The nearly 100 wineries and tasting rooms located in Woodinville are a major draw for folks in the Seattle area and beyond, as well as for local residents.
There’s something for everyone, from small boutique operations to larger scale facilities, but although there are many different choices, very few establishments offer a food component to enhance the wine tasting experience.
Enter Le Petit Terroir, a new kitchen aimed at providing the local wine tasting rooms with the ability to serve food.
Owners Karin and Dave Shoup, along with executive chef Kevin Sarbora, recently opened the business and are slowly rolling out a delivery program that will eventually include 37 tasting rooms within a one-mile radius of the kitchen.
“We saw a real need here,” explains Karin. “It’s a niche that hasn’t been developed yet and we thought it was something we wanted to explore further.”
After doing their research and talking to dozens of winery owners, who wholeheartedly gave support to the idea, the Woodinville couple decided to move ahead with their plans.
They renovated an 800- square-foot space in the back of the building that previously housed the Texas BBQ restaurant, right in the heart of the west side wine district.
“Location was very important,” notes Karin. “We needed a space that was basically surrounded by wineries and tasting rooms to make our delivery service effective because we’re hoofing the food over on foot or by electric trike.”
Karin explains that menu cards with the kitchen’s contact number and online address will be on the tables of the tasting rooms so that patrons can simply place their food orders via their mobile devices.

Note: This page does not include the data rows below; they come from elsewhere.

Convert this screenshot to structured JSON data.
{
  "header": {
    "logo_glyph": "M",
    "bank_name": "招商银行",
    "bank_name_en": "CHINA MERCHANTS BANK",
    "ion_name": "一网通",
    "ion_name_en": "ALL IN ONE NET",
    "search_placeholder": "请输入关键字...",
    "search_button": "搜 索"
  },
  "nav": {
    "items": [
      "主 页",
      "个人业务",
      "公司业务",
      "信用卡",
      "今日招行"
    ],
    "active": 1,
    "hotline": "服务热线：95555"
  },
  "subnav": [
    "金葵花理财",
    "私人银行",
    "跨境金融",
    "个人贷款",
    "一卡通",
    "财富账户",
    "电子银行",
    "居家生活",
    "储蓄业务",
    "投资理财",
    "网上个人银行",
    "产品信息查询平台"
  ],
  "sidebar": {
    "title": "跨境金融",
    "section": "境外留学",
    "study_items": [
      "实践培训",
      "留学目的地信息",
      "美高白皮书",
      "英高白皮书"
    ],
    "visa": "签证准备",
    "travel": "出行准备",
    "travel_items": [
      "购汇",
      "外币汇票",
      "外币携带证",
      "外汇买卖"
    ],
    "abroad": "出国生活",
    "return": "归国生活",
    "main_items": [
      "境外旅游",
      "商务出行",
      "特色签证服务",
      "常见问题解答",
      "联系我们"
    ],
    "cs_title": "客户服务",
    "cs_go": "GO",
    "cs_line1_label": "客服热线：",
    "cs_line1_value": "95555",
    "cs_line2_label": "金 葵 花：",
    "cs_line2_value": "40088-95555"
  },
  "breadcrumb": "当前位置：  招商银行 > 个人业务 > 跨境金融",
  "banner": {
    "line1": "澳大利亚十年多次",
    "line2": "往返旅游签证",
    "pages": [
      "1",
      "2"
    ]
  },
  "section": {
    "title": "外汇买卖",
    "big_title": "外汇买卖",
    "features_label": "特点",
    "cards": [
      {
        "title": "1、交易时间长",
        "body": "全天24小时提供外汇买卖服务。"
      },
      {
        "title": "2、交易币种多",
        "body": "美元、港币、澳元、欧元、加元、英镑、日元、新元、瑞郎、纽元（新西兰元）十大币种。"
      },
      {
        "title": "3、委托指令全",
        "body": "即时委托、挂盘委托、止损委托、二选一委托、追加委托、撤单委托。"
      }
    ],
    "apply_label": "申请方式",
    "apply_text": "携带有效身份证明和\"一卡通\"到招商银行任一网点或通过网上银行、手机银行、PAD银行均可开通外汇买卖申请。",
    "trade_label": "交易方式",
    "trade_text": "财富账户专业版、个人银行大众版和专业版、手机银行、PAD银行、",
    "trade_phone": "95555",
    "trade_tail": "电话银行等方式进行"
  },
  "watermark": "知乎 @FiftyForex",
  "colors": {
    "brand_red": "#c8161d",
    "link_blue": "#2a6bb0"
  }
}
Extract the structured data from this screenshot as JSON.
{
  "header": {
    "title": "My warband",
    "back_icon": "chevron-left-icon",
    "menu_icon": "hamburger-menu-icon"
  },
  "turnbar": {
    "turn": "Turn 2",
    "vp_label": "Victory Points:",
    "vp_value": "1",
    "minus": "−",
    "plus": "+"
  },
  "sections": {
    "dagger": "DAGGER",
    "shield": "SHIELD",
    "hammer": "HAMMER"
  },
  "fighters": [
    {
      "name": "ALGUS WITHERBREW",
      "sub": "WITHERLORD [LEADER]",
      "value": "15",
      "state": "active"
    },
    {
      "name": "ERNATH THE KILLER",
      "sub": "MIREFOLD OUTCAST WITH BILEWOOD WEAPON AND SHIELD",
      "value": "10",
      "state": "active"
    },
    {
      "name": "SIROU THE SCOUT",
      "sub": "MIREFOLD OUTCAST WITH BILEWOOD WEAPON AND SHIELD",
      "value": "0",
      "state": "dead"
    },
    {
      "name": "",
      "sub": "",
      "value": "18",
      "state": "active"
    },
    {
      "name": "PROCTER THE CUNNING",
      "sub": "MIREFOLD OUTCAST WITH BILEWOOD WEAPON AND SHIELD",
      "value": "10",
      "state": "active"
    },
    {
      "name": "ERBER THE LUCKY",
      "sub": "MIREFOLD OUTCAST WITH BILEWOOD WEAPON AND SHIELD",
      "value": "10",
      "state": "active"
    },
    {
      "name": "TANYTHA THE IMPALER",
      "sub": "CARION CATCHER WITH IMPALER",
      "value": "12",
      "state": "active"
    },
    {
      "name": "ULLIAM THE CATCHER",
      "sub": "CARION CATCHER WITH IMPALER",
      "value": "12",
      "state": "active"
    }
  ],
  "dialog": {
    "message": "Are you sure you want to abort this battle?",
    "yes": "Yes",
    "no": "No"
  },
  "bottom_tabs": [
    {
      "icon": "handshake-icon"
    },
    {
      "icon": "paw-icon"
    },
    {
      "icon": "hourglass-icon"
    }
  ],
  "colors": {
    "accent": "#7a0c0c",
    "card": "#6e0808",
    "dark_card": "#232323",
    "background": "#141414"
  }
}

The food will arrive hot and fresh in recyclable packaging in under a half hour.
According to Sarbora, the menu focuses on Mediterranean inspired Northwest cuisine.
“Mediterranean has a wide range, a large geographical area and a broad interpretation for food, which is great,” he says. “We’re going to try and be as local as we can in regards to ingredients and we’ll be looking at what’s available, what’s fresh and in season.”
Though the kitchen has only been open about a month, several items are quickly becoming very popular, including the grilled vegetables, Mediterranean skewers, Les Petits poppers (Serrano chills stuffed with goat cheese filling and wrapped in pancetta) and the chef’s charcuterie. Sarbora, who is a butcher and worked previously at Bill the Butcher in Woodinville, cures all the meat himself, after purchasing it from local farms he has come to know and trust.
The menu also features flatbreads, salads, crepes, antipasti, artisanal cheeses and even a hearty rib eye steak for bigger appetites.
For those folks who are not at one of the wineries being served by the kitchen, Sarbora explains that food will still be available, but on a take-out basis.
“If you’re somewhere we don’t deliver to, or you’re at home, or on your way to the park, for example, you can order with us by phone or online and designate it for carry-out, or you’re welcome to walk up to our window and order there,” he says. “Then, swing by 20 minutes later and it will be ready for you.”
Catering, according to Karin, will be the other piece of the business. She adds, “We’ve already done several private functions and we want to get the word out that we’re willing and able to work with all budgets, big and small.”
She notes that the kitchen doesn’t have set catering menus, as it wants to be flexible and adaptable to clients’ needs and wants.
Sarbora, who considers himself a self-taught cook, enjoys the challenge of creating dishes from scratch. He has had no formal culinary training, having learned many of his skills in his mother’s kitchen.
“I’ve loved cooking since I was a kid,” he says. “I remember making all these desserts when I was nine years old, and then selling them in the neighborhood. My mom asked me why I didn’t use a box mix to make it easier on me and I told her that would be cheating.”
He adds, “There’s just something so rewarding when you take a raw material and turn it into something really special. And then you get the satisfaction of seeing people eat it and tell you how much they like it.”
The local chef met Karin and Dave Shoup when he was working at Bill the Butcher. The Shoups were frequent customers and he got to know them well over the years.
They shared their business idea with him and even showed him the space they were renovating.
“Their plans coincided with my ideas,” explains Sarbora. “It was a meeting of the minds you could say. And it didn’t take me long to know that I wanted to be involved.”
In the coming months, as the weather turns warm, Karin expects business to be booming and at capacity. She knows that people will want to dine al fresco whenever possible, and to accommodate this desire, she had a small deck put in on the side of the kitchen.
“Although we don’t have a dining area in our facility, people will still be able to eat on site, outside on the deck,” she says. ”They can walk up to our window, order their food and then eat right here,” she says. “I think it will be a popular dining alternative.”
Also in the works is a chef’s table for weekly meals. Sarbora explains that the idea is to have a “living menu,” which he will prepare in full view of diners.
“People would be able to reserve a space at the table and watch me prepare the food in front of them,” he adds. “It would be a menu of my own creation.”
The Shoups and Sarbora are undoubtedly excited and enthusiastic about Le Petit Terroir and they look forward to becoming an integral part of the Woodinville wine experience.